Tunisia: Islamists Offer Reassurance To Gays, Women
The newly elected Islamist-led government in Tunisia has offered reassurances to both women and gays that they will respect 'individual freedoms'.
In an interview with Spanish news agency EFE, Ennahda ("Renaissance") party spokesman Riad Chaibi said that they will not pursue the use of alcohol or punish atheism and homosexuality.
Chaibi, who spent five years in prison for his opposition to dictator Ben Ali, said that in Tunisia "individual freedoms and human rights are enshrined principles" and that atheists and homosexuals are a reality in Tunisia and "have a right to exist." According to Chaibi, in the case of homosexuals there is also "a matter of dignity, because society sees them as undervalued."
In the Tunisian Penal Code homosexual sex is punishable with imprisonment for up to three years. The US State Department 2010 Human Rights Report says that:
There was anecdotal evidence that gays faced discrimination, including allegations that police officers sometimes brutalized openly gay persons and accused them of being the source of AIDS. There were no reports of persons arrested for homosexual activity.
Chaibi also denied that his party intends to make the wearing of the veil for women compulsory. "The veil is part of belief, a religious symbol, and as such has no value if it is taken from freedom," he said.
He said that the Tunisian political, social model is closer to Muslim-majority states like Turkey or Malaysia than to Iran or Saudi Arabia. Tunisia has always been considered the most 'liberal' on social issues in North Africa.
"We want a lot [of what they have] in Turkey and to take advantage of their experience," says Chaibi of another country ruled by a democratically elected Islamist government. He defines the Turkish model as "Islamo-modernist." Chaibi admitted that the Arab world is "inward looking" but said that "you cannot force the Arab world, or anyone, to be modern."

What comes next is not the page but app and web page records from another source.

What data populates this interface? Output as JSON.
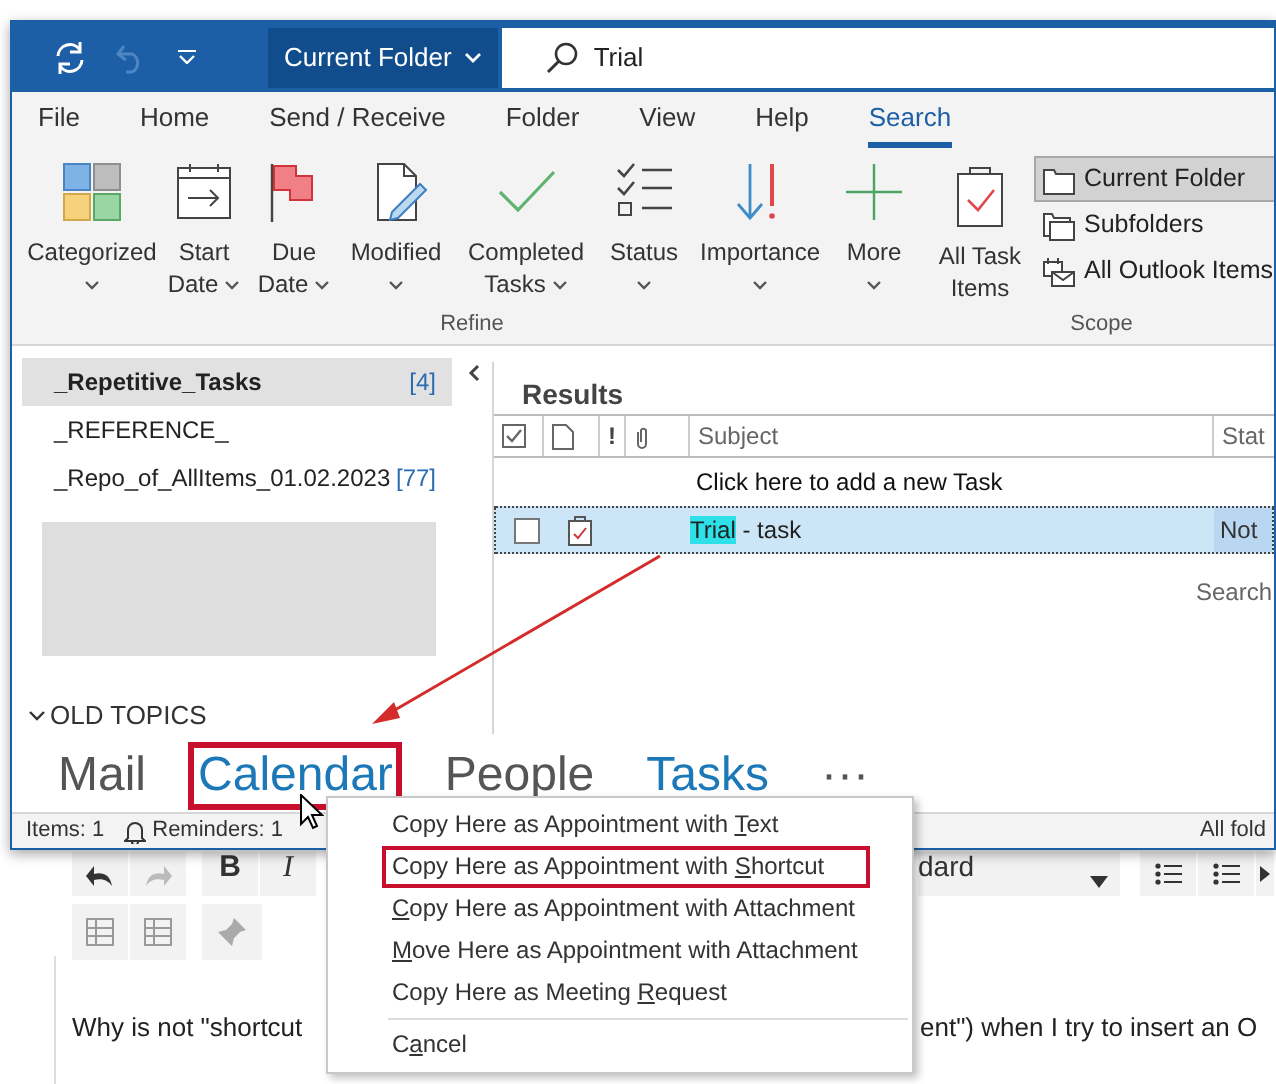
{
  "window": {
    "scope_dropdown": "Current Folder",
    "search": {
      "value": "Trial"
    }
  },
  "ribbon": {
    "tabs": [
      {
        "label": "File",
        "selected": false
      },
      {
        "label": "Home",
        "selected": false
      },
      {
        "label": "Send / Receive",
        "selected": false
      },
      {
        "label": "Folder",
        "selected": false
      },
      {
        "label": "View",
        "selected": false
      },
      {
        "label": "Help",
        "selected": false
      },
      {
        "label": "Search",
        "selected": true
      }
    ],
    "refine": {
      "label": "Refine",
      "buttons": [
        {
          "kind": "categorized",
          "lines": [
            "Categorized"
          ],
          "dropdown": true
        },
        {
          "kind": "start_date",
          "lines": [
            "Start",
            "Date"
          ],
          "dropdown": true
        },
        {
          "kind": "due_date",
          "lines": [
            "Due",
            "Date"
          ],
          "dropdown": true
        },
        {
          "kind": "modified",
          "lines": [
            "Modified"
          ],
          "dropdown": true
        },
        {
          "kind": "completed",
          "lines": [
            "Completed",
            "Tasks"
          ],
          "dropdown": true
        },
        {
          "kind": "status",
          "lines": [
            "Status"
          ],
          "dropdown": true
        },
        {
          "kind": "importance",
          "lines": [
            "Importance"
          ],
          "dropdown": true
        },
        {
          "kind": "more",
          "lines": [
            "More"
          ],
          "dropdown": true
        }
      ]
    },
    "scope": {
      "label": "Scope",
      "large_button": {
        "lines": [
          "All Task",
          "Items"
        ]
      },
      "options": [
        {
          "kind": "folder",
          "label": "Current Folder",
          "selected": true
        },
        {
          "kind": "subfolders",
          "label": "Subfolders",
          "selected": false
        },
        {
          "kind": "all_items",
          "label": "All Outlook Items",
          "selected": false
        }
      ]
    }
  },
  "folders": [
    {
      "name": "_Repetitive_Tasks",
      "count": "[4]",
      "selected": true
    },
    {
      "name": "_REFERENCE_",
      "selected": false
    },
    {
      "name": "_Repo_of_AllItems_01.02.2023",
      "count": "[77]",
      "selected": false
    }
  ],
  "folder_group": {
    "label": "OLD TOPICS",
    "expanded": true
  },
  "results": {
    "title": "Results",
    "columns": [
      {
        "kind": "check"
      },
      {
        "kind": "type"
      },
      {
        "kind": "importance",
        "label": "!"
      },
      {
        "kind": "attachment"
      },
      {
        "kind": "text",
        "label": "Subject"
      },
      {
        "kind": "text",
        "label": "Stat"
      }
    ],
    "new_task_prompt": "Click here to add a new Task",
    "rows": [
      {
        "subject_match": "Trial",
        "subject_rest": " - task",
        "status": "Not",
        "selected": true,
        "checked": false
      }
    ],
    "search_hint": "Search"
  },
  "nav": [
    {
      "label": "Mail",
      "highlighted": false,
      "annotated": false
    },
    {
      "label": "Calendar",
      "highlighted": true,
      "annotated": true
    },
    {
      "label": "People",
      "highlighted": false,
      "annotated": false
    },
    {
      "label": "Tasks",
      "highlighted": true,
      "annotated": false
    },
    {
      "label": "···",
      "highlighted": false,
      "annotated": false
    }
  ],
  "status_bar": {
    "items": "Items: 1",
    "reminders": "Reminders: 1",
    "right": "All fold"
  },
  "context_menu": [
    {
      "before": "Copy Here as Appointment with ",
      "key": "T",
      "after": "ext",
      "annotated": false,
      "separator_before": false
    },
    {
      "before": "Copy Here as Appointment with ",
      "key": "S",
      "after": "hortcut",
      "annotated": true,
      "separator_before": false
    },
    {
      "key": "C",
      "after": "opy Here as Appointment with Attachment",
      "annotated": false,
      "separator_before": false
    },
    {
      "key": "M",
      "after": "ove Here as Appointment with Attachment",
      "annotated": false,
      "separator_before": false
    },
    {
      "before": "Copy Here as Meeting ",
      "key": "R",
      "after": "equest",
      "annotated": false,
      "separator_before": false
    },
    {
      "before": "C",
      "key": "a",
      "after": "ncel",
      "annotated": false,
      "separator_before": true
    }
  ],
  "background_page": {
    "format_buttons": [
      "B",
      "I"
    ],
    "style_dropdown": "dard",
    "text_fragments": [
      "Why is not \"shortcut",
      "ent\") when I try to insert an O"
    ]
  }
}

"We will not force anyone to drink or not drink: our principle is to convince the people of the negative aspects of alcohol, or drugs, but we have no intention to force," he said, recalling how American Prohibition resulted in an increase in the consumption of alcohol.
Secularists, women's groups and other detractors have accused Ennahda of being moderate in public and radical in the mosques.
The party will be the largest part of a coalition government.
"Ennahda will be mindful not to offend its coalition partners, and also the youth who voted for it, who aspire to a certain way of life," Issaka Souare, a north African specialist at the Pretoria-based Institute for Security Studies, told AFP.
"It will need the buy-in of other members of the assembly in all decisions."
"[Ennahda] cannot afford to damage Tunisia's relations with Western countries," Souare said, pointing to tourism which represents almost a tenth of GDP.
Tunisia's neighbour, Libya, adopted Islamic Sharia law on Sunday as the basis of all the new regime's laws.
- Profile: Tunisia's Ennahda Party (bbc.co.uk)
- Celebrating Tunisia's Islamists (andrewsullivan.thedailybeast.com)
by Paul Canning
Wednesday, 26 October 2011